We'll see how it goes! And I hope to be able to find the time to write about it more here.

Deleuze and Grove

I've been reading, two books non-fiction intermittently in the last little bit: Andy Grove's High Output Management and Deleuze and Guatteri's What is Philosophy?. Not only is reading non-fiction somewhat novel for me, but I'm sorting delighting in the juxtaposition. And I'm finding both books pretty compelling.

These are fundamentally materialist works. Grove's writing from his experience as a manager, but it's a book about organizing that focuses on personal and organizational effectiveness, with a lot of corporate high-tech company examples. But the fact that it's a high-tech company that works on actually producing things, means that he's thinking a lot about production and material constraints. It's particularly interesting because the discussion technology and management often lead to popular writing that's handwavey and abstract: this is not what Grove's book is in the slightest.

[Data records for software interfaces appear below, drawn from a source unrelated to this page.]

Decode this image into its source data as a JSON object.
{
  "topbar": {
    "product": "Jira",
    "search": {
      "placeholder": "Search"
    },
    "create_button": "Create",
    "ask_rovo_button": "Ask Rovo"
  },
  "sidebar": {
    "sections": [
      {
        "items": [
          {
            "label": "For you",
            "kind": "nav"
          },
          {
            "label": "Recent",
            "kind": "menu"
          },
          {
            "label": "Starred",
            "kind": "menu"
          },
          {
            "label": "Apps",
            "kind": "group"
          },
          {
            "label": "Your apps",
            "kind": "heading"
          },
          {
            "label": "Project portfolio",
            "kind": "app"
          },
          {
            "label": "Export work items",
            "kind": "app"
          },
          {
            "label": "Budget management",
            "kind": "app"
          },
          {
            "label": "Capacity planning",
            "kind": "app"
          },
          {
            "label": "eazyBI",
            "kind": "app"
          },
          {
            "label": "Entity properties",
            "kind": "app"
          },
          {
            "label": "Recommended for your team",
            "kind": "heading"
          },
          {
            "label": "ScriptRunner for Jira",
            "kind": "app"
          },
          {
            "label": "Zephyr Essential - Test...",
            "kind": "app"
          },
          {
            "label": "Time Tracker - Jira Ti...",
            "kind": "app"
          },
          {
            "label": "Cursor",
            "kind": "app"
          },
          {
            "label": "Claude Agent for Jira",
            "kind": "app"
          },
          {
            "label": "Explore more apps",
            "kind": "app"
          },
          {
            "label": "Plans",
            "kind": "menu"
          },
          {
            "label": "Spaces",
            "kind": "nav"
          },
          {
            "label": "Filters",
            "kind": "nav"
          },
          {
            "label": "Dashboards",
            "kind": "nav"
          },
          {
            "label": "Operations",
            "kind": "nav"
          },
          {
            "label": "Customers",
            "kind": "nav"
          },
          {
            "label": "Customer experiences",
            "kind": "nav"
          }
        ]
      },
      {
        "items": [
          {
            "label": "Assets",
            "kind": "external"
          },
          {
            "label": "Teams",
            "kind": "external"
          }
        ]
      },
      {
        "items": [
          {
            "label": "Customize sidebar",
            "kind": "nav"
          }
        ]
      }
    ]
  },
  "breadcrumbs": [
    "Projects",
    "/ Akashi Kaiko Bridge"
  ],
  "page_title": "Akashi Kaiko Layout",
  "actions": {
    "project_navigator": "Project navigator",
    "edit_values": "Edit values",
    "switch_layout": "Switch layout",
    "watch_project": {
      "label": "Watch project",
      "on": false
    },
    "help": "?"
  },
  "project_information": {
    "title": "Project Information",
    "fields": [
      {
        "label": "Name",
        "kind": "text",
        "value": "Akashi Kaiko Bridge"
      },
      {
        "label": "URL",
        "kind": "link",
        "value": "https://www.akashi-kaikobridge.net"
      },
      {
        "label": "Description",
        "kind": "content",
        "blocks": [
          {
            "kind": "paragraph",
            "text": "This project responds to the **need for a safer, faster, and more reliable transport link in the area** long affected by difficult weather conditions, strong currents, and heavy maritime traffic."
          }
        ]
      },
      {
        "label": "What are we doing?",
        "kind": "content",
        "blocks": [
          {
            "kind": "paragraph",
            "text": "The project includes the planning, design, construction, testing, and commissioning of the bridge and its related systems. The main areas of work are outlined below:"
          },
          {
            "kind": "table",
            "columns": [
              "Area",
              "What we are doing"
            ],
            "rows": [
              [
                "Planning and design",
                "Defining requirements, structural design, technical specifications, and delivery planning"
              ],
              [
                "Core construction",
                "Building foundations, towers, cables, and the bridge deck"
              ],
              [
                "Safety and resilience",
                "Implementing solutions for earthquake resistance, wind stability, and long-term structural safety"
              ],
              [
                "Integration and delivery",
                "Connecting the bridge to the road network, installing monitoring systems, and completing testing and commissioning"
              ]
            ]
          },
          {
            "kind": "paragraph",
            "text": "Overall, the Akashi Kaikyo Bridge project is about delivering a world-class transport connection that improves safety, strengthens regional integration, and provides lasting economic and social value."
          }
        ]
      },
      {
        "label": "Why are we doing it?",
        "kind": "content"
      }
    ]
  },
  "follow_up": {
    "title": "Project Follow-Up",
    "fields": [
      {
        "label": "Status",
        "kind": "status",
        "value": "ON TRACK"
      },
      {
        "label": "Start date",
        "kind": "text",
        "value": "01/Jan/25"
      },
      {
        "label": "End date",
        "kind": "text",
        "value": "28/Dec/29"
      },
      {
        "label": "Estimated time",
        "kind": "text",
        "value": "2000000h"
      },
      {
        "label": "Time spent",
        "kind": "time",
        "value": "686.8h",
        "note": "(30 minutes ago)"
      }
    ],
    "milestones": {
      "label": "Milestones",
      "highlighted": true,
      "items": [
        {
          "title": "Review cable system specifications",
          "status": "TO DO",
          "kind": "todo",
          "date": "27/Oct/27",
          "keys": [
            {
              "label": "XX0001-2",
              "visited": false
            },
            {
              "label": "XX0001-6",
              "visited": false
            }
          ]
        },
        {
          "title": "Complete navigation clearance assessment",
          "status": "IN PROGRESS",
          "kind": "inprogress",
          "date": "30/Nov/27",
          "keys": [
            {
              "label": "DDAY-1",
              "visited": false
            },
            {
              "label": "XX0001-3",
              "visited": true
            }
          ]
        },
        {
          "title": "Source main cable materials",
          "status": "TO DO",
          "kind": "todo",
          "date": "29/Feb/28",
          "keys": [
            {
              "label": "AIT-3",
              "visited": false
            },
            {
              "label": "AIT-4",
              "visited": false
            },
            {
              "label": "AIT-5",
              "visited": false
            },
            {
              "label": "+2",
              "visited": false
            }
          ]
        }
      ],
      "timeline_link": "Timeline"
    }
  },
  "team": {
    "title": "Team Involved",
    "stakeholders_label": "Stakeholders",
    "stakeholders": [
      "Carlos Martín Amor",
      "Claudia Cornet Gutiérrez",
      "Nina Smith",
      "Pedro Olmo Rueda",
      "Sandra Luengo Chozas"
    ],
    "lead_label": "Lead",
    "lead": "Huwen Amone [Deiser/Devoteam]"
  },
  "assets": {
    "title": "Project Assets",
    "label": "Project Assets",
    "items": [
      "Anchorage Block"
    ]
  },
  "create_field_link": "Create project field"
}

Deleuze is more complex, and Guatteri definitely tempers the materialism, though less in the case of What is Philosophy than the earlier books. Having said that, I think What is Philosophy is really an attempt to both justify philosophy in and for itself, but also to discuss the project of knowledge (concept) creation in material, mechanistic terms.

To be honest this is the thing that I find the most compelling about Deleuze in general: he's undeniably materialist in his outlook and approach, but but his work often--thanks to Guatteri, I think--focuses on issues central to non-materialist thought: interiority, subjectivity, experience, and identity. Without loosing the need to explore systems, mechanisms, and interfaces between and among related components and concepts.

I talked with a coworker about the fact that I've been reading both of these pieces together, and he said something to the effect of "yeah, Grove rambles a bunch but has a lot of good points, which is basically the same as Deleuze." Fair. I'd even go a bit further and say that these are both books, that are despite their specialized topics and focus, are really deep down books for everyone, and guides for being in the world.

Read them both.